11:00 AM  
Porcupine Fish Inspired Radial and Concentric Freeze: Frances Su1; Joyce Mok1; Joanna McKittrick1; 1University of California, San Diego
    Porcupine fish dermal spines must be rigid and tough enough to prevent predators from breaking the spines and ingesting the fish. The spines are composed of radially aligned mineralized collagen sheets embedded in a protein matrix. Radial alignment increases material strength when loaded in the direction of alignment. The spines also have a concentric structure that is similar to tree trunk growth rings. This structure likely helps with crack deflection for impact resistance. For this project, bioinspired ceramic scaffolds with both concentric and radial patterns were synthesized and infiltrated with epoxy to mimic the structure of the porcupine fish spine. Compressive strength and elastic modulus of the scaffold were compared with those of unidirectional freeze casted scaffolds and scaffolds with radial alignment. This work is supported by funding provided by the Multi-University Research Initiative through the Air Force Office of Scientific Research (AFOSR-FA9550-15-1-0009) and the National Science Foundation (DMR-1507978).

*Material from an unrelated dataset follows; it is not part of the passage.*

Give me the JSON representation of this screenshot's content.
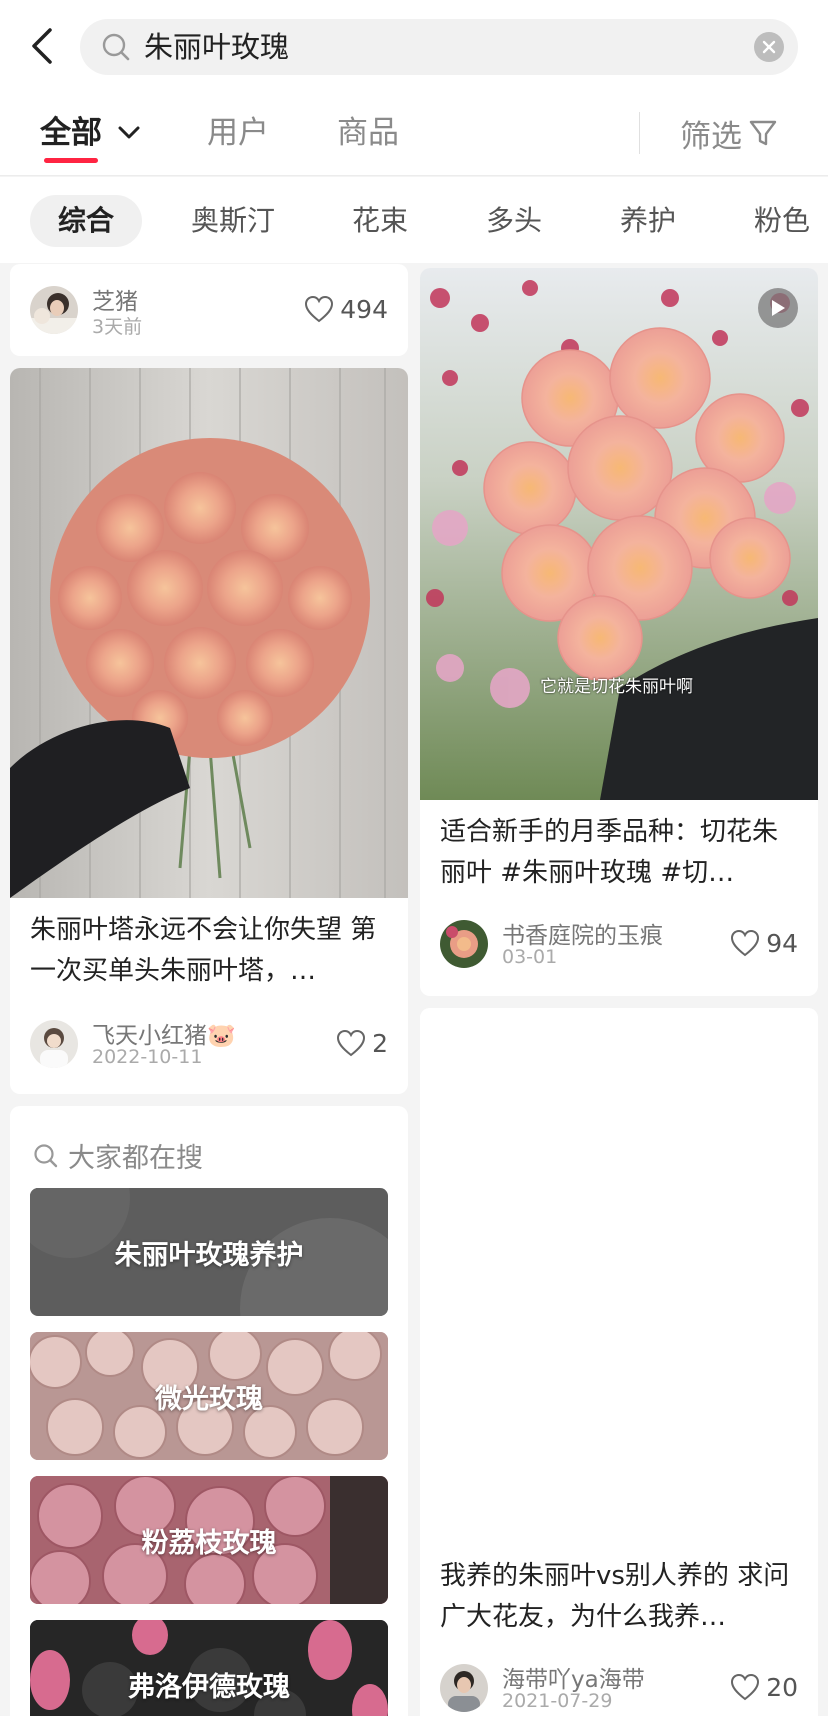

11:20 AM  
Fabrication, Characterization and Modeling of Freeze-casted Ceramic Platelet Composites: Majid Minary1; 1University of Texas at Dallas
    In this presentation, we will discuss fabrication, and characterization of platelet ceramic composite fabricated using freeze casting process. Single crystal sapphire platelets with an aspect ratio of ~ 13 were aligned using freeze casting and subsequent freeze drying. The green body ceramic was sintered and subsequently infiltrated with various functional polymers. We discuss effect of annealing the infiltrated polymer and surface functionalization on the mechanical properties of the fabricated composite. The fabricated composite was characterized using uniaxial compression and three point bending tests. In addition, we conducted in situ SEM experiments to observe the deformation mechanism in the specimens. A computational model was developed including the ceramic, polymer and their interface to explain the observed experimental results. The fabricated composite shows promising strength, and toughness and may find applications for lightweight, high performance materials.

11:40 AM  
Synergistic Porous Structures from Magnetic Freeze Casting with Surface Magnetized Alumina Particles and Platelets: Michael Frank1; Sze Hei Siu1; Steven Naleway1; Chin-Hung Liu1; Keyur Karandikar1; Olivia Graeve1; Joanna McKittrick1; 1UC San Diego
    Magnetic freeze casting utilizes the freezing of water, a low magnetic field and surface magnetized materials to make multi-axis strengthened porous scaffolds. A greater magnetic moment was measured for magnetized alumina platelets compared with particles, which indicated that platelets are more likely to align along the magnetic field axis before particles during magnetic freeze casting. Porous scaffolds made of either magnetized particles or platelets produced enhanced stiffness along the magnetic field axis at 75 mT for both conditions. Particles and platelets combined at varying ratios produced porous scaffolds with synergistic structural features at 75 mT. Magnetic freeze casting with magnetized alumina particles and platelets provides interesting avenues for generating complex porous structures without altering additional slurry variables such as freezing agents, additives, etc. This work is supported by a Multi-University Research Initiative through the Air Force Office of Scientific Research (AFOSR-FA9550-15-1-0009) and by a National Science Foundation, Biomaterials Grant 1507978.